Introduction Data on the behavior of the T wave during exercise in children is lacking. We evaluated the influence of exercise on T wave amplitude in normal children and a cohort with congenital 3rd degree heart block (CHB).
Methods 20 healthy children, median age 9.9 years (range 5.05–14.9 years), and 8 with CHB and escape junctional rhythm (structurally normal heart) median age 8,2 years (range 5–12 years) underwent maximum graded physical exercise. A 12 lead ECG was recorded at baseline, maximum exercise, one, two, four, and six minutes post-exercise. For each ECG, T amplitude was measured in lead II and praecordial leads, heart rate was calculated. Descriptive and analytical statistics were calculated, significance set at p = <0,05.
Results Normal children undergo changes in T wave amplitude, from rest 0,45+0,17 mV to significant increase 2 minutes post exercise 1,03+0,31 mV, most pronounced in lead V4. CHB patients have higher resting T wave amplitude 0,73+0,4 mV which similarly increases significantly 2 minutes post-exercise 1,97+0,68 mV. During exercise, R wave amplitude does not significantly alter.
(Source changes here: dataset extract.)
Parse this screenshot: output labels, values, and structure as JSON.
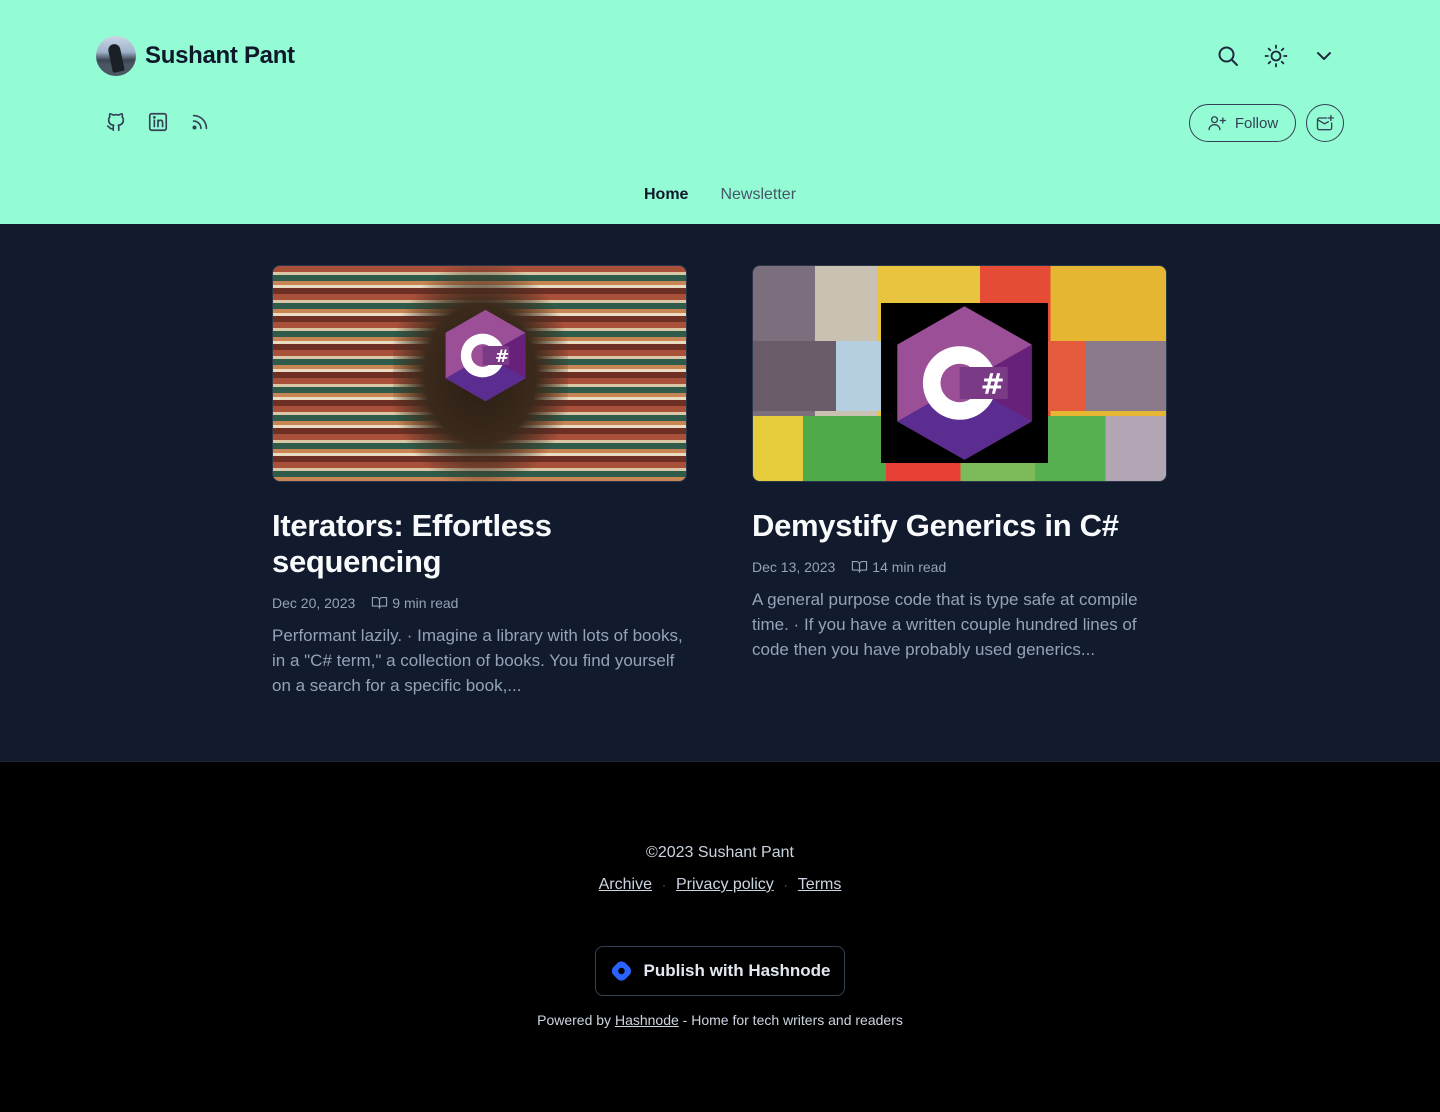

Conclusions Exercise is associated with an abrupt increase in T wave amplitude 1 to 2 minutes post-exercise particularly in lateral praecordial leads. CHB patients have significantly raised resting T wave amplitude which further abruptly increases 1 to 2 minutes post-exercise. This repolarisation phenomenon during exercise has not previously been described. CHB patients have altered resting repolarisation gradients.